"A remarkably affecting work that doesn't go for easy sentiment."
"A quiet triumph!"
– New York Magazine
"Director Andrea Staka plays the actors like a fine instrument, eliciting anxiety, pain, passion and joy that feel genuine."
– The Portland Tribune,
Ruza left Belgrade more than 25 years ago to seek a new life in Zurich. Now in her fifties, she has completely detached herself from the past. She owns a cafeteria and maintains an orderly, joyless existence. Mila, a waitress there, is a good-humored Croatian woman who also emigrated decades ago, but, unlike Ruza, she dreams of returning to a house on the Croatian coast. Both of them receive a jolt when Ana, a young, itinerant woman who has fled Sarajevo, breezes into the cafeteria looking for work. Ruza hires her but is annoyed by Ana's impulsive and spirited efforts to inject life into the cafeteria. Gradually the acrimony will dissipate, as Ana, who hides a tragic secret under her passionate spirit, begins to thaw Ruza's chill, and their relationship will change both women in ways they never anticipated.
Director and Cast
Rating: NR (Not Rated)
Format: DVD (NTSC)
Encoding: Region 1
Aspect Ratio: 1.85:1, Letterboxed
Screen Format: 16x9 Widescreen (Anamorphic)
Sound: Dolby Digital 5.1 Surround
Closed Captioned: No
August 6, 2006
By Jay WeissbergAndrea Staka's Golden Leopard winner "Fraulein" introduces a strong new voice in Swiss cinema.
--Jay Weissberg/ Variety - Review
LOCARNO, Switzerland -- The heartache that accompanies reluctant exile as experienced by three women from the former Yugoslavia underpins Andrea Staka's poignant drama "Das Fraulein," which won the Golden Leopard for best film in competition at the Locarno International Film Festival....

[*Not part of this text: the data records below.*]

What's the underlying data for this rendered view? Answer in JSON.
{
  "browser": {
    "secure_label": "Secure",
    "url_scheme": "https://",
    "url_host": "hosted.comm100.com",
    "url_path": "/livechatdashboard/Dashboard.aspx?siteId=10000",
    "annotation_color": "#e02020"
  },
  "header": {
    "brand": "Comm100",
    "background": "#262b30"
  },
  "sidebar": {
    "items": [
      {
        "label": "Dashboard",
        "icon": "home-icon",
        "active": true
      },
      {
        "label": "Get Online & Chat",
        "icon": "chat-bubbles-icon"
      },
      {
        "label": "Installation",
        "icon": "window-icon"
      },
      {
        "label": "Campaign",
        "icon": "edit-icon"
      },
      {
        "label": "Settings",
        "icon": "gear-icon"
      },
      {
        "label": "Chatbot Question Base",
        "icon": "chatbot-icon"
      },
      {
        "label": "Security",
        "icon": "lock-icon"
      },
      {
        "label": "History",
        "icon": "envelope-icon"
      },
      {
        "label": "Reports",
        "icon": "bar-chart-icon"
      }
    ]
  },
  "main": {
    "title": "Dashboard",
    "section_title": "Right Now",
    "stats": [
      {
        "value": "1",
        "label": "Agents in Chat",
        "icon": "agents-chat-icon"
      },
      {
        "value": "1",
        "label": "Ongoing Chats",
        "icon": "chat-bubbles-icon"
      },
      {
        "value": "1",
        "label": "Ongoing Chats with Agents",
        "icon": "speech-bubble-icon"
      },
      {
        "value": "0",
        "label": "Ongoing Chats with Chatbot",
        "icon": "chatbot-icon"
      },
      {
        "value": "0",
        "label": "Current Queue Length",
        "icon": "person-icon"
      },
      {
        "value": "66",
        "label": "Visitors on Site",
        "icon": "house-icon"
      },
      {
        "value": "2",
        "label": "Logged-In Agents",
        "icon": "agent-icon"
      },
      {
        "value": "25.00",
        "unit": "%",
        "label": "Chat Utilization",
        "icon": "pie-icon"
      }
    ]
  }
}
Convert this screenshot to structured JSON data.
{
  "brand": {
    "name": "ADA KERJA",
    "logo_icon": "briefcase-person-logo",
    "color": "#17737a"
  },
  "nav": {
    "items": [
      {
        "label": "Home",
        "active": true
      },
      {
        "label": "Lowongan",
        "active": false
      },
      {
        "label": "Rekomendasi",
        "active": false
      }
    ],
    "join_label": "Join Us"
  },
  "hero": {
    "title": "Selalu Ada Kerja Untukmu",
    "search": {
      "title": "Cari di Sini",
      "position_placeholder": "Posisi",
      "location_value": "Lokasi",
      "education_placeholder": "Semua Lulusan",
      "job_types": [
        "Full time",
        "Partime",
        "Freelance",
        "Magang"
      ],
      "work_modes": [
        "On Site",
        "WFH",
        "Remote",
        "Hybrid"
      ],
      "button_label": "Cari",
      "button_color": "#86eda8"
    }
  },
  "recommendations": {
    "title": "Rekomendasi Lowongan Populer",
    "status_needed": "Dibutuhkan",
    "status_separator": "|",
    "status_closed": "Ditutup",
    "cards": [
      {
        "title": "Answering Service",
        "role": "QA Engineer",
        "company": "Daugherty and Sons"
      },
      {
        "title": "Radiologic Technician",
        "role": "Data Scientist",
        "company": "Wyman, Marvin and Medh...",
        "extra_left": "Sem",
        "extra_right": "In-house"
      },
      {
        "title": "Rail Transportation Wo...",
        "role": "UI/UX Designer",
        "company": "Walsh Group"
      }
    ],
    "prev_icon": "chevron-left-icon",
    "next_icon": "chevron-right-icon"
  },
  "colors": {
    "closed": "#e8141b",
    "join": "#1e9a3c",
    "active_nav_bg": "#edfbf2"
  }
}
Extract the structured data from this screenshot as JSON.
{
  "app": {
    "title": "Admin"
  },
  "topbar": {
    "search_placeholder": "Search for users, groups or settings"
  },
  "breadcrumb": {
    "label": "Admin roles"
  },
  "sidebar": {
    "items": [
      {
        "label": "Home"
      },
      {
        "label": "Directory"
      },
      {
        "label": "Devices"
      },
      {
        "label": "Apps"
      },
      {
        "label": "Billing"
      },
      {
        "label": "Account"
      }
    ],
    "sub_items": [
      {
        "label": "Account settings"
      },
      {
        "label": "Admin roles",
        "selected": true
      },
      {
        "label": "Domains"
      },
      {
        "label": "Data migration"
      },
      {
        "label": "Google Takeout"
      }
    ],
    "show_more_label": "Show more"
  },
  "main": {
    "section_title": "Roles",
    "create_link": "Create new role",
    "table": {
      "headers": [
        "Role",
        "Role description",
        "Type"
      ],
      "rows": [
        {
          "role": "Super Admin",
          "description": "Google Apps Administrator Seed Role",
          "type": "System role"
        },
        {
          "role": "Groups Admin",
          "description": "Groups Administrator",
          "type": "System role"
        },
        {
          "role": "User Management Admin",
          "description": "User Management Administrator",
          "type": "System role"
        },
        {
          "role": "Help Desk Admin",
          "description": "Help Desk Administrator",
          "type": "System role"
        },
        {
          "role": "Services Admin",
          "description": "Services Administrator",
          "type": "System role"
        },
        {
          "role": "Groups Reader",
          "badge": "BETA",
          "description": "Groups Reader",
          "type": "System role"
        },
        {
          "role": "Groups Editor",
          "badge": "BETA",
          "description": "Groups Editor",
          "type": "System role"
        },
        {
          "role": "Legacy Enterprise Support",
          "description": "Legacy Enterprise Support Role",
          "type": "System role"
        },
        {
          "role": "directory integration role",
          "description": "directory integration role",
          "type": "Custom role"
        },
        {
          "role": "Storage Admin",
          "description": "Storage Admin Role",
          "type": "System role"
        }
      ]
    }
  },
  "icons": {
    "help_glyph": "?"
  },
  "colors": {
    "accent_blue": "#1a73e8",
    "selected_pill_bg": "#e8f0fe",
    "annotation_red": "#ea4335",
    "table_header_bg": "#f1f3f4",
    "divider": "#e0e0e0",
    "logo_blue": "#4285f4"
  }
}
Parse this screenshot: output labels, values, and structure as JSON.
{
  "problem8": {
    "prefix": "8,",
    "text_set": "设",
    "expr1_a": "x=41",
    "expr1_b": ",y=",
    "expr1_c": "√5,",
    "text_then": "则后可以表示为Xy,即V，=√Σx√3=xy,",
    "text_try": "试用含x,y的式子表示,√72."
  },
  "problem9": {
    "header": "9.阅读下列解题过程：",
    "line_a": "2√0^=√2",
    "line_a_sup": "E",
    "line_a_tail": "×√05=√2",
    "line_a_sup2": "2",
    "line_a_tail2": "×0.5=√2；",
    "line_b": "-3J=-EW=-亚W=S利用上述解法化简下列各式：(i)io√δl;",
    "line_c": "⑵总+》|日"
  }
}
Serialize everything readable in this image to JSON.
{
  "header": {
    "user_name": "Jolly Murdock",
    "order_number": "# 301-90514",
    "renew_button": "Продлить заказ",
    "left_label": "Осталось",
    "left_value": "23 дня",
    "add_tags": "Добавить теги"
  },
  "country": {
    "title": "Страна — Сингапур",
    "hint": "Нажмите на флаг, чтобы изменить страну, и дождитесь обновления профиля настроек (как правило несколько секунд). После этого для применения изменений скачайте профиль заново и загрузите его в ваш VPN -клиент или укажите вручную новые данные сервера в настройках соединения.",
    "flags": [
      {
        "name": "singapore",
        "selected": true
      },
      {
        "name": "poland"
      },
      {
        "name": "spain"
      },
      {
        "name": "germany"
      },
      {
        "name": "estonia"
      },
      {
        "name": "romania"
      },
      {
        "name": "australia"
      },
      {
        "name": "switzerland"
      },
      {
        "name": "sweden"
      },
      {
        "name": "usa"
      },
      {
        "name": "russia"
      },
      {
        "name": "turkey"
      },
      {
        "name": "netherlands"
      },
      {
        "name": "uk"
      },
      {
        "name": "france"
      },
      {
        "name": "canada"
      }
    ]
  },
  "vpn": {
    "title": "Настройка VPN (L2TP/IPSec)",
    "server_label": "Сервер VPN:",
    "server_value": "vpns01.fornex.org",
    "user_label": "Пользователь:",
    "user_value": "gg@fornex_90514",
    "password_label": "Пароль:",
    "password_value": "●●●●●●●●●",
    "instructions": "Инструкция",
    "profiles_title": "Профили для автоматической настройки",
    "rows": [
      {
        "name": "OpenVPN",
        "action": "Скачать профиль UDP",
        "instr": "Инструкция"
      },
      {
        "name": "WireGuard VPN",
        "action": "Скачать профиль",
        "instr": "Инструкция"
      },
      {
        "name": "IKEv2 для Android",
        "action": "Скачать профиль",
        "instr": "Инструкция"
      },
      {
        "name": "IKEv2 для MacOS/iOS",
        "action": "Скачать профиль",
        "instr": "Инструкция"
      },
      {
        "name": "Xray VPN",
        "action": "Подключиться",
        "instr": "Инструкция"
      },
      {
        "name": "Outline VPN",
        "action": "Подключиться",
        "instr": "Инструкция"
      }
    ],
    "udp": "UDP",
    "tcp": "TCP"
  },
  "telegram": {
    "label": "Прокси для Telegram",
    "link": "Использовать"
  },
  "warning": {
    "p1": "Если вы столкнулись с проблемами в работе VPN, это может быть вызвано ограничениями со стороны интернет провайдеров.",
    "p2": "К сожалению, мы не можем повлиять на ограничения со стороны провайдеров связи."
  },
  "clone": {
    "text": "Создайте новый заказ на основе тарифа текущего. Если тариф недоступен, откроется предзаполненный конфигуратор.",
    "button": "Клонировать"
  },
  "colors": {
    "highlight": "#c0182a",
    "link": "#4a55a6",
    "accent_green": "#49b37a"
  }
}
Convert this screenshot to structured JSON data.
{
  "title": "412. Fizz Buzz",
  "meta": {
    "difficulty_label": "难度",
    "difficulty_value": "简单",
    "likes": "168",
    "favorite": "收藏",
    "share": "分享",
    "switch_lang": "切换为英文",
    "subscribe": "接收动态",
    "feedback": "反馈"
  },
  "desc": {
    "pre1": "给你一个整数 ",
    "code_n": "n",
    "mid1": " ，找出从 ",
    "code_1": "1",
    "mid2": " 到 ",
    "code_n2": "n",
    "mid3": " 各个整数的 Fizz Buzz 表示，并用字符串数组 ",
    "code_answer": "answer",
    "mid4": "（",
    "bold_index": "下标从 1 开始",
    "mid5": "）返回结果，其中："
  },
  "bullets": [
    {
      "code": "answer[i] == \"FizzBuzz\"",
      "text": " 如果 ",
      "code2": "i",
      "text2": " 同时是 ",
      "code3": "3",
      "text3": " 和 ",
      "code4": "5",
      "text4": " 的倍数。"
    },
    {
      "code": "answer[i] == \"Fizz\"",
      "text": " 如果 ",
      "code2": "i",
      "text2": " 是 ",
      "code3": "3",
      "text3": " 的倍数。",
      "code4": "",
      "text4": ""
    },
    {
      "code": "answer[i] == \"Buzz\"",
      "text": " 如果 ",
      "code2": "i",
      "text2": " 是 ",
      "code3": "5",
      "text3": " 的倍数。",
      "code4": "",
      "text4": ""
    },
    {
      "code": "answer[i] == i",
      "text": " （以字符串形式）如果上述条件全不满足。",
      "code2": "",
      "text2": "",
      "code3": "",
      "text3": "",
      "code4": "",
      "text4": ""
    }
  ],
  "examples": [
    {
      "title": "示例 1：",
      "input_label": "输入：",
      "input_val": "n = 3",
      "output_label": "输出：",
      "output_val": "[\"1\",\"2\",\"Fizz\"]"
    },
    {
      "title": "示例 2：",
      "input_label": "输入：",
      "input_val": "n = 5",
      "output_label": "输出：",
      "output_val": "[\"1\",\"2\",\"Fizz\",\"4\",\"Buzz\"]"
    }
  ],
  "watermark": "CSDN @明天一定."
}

Making her feature debut, Swiss-born writer-director Staka, whose parents were Yugoslavian exiles, uses the Zurich locations evocatively, writes in-sightful dialogue and draws naturalistic acting from the principals. The result is a picture that should thrive in Europe and at art houses and suggests a bright future for the filmmaker.
--Ray Bennett / The Hollywood Reporter - Review
By Dawn Taylor
"Fraulein" is an intriguing picture about people struggling in ways that are so personal that they become universal….It's primarily a character study, and an excellent one. Director Andrea Staka plays the actors like a fine instrument, eliciting anxiety, pain, passion and joy that feel genuine.
--Dawn Taylor / Portland Tribune - Review
Jeff in Seattle - Customer Review
Brock Toon - Customer Review
A promising effort from director Staka. Excellent character development allows viewers to understand the pathos of the main players, particularly that of Ruza and her young counterpart, Ana. Marija Škarièiæ shines here as the troubled, but ever-optimistic and indefatigable main player. The film doesn't give you the neat and happy ending you might be hoping for, but that's a point in favor of this grounded work.